* WHAT YOU SHOULD DO
The output should be every line below that includes the word "Ctrl".

+-------+

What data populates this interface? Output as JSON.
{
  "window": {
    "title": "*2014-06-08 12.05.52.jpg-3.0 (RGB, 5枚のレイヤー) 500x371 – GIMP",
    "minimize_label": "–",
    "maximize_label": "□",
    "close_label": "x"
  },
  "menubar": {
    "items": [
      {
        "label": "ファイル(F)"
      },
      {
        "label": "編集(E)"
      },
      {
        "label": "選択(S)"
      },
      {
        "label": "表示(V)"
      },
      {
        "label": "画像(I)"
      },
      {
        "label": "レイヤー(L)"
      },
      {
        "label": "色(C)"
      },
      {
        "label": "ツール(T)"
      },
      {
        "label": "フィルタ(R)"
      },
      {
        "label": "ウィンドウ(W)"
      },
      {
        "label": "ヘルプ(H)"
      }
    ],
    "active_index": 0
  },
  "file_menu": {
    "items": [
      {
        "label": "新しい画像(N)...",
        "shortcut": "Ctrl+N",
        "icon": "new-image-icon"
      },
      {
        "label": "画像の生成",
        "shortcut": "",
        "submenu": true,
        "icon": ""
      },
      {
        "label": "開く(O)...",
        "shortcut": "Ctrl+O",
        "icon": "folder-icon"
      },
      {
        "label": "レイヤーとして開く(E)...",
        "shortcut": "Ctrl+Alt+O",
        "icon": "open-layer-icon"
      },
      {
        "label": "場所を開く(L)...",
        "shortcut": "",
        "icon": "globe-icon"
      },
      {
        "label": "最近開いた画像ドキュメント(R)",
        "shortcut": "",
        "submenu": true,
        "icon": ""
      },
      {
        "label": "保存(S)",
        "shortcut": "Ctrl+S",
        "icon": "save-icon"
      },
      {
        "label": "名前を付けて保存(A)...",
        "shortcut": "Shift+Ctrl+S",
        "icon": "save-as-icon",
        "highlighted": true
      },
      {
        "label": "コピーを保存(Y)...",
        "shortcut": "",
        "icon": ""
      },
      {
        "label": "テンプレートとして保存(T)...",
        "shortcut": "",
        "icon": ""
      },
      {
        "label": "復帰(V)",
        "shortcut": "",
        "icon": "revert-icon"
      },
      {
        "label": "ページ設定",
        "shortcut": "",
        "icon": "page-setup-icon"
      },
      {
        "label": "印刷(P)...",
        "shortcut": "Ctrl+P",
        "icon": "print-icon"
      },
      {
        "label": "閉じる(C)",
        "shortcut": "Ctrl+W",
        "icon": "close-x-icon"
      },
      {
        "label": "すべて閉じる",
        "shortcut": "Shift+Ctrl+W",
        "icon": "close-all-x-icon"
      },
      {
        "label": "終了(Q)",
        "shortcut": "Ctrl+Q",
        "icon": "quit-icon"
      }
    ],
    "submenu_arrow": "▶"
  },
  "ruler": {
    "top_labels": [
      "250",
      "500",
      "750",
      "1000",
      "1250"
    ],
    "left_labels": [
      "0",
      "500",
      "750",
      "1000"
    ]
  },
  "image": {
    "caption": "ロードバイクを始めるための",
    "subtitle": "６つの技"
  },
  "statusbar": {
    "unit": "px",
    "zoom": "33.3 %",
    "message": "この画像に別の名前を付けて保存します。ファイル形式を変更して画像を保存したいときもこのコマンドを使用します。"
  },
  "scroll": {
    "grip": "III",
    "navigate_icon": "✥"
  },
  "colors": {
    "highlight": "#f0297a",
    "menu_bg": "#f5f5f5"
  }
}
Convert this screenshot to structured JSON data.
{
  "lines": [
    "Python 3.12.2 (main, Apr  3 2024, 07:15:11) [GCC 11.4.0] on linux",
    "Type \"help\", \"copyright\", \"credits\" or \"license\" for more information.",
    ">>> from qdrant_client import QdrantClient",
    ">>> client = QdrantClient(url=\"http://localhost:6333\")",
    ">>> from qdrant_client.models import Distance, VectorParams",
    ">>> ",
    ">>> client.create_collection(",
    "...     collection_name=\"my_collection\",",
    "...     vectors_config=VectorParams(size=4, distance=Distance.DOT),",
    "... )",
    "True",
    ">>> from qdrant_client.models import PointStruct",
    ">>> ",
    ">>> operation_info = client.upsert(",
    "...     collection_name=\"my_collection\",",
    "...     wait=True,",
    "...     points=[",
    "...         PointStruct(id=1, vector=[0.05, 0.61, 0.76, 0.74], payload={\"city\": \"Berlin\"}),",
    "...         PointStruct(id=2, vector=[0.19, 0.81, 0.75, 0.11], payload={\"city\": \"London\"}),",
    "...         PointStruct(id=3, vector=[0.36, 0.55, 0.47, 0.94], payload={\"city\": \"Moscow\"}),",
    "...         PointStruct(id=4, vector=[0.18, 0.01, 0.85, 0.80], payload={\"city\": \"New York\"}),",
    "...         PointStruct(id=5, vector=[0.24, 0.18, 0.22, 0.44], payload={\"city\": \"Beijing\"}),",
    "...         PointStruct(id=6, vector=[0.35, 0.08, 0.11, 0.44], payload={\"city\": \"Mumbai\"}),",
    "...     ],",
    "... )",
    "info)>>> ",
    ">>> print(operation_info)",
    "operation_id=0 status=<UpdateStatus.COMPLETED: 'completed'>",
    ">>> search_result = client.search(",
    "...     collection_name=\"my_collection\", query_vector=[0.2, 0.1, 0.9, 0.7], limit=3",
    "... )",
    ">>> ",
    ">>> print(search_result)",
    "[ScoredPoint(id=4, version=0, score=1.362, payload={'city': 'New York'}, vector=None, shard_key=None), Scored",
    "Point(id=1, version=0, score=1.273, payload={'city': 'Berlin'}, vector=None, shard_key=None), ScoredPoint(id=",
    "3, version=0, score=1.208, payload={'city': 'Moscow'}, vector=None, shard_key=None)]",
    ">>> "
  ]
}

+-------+

* RESPONSE TO THE EXERCISE
        "shortcut": "Ctrl+N",
        "shortcut": "Ctrl+O",
        "shortcut": "Ctrl+Alt+O",
        "shortcut": "Ctrl+S",
        "shortcut": "Shift+Ctrl+S",
        "shortcut": "Ctrl+P",
        "shortcut": "Ctrl+W",
        "shortcut": "Shift+Ctrl+W",
        "shortcut": "Ctrl+Q",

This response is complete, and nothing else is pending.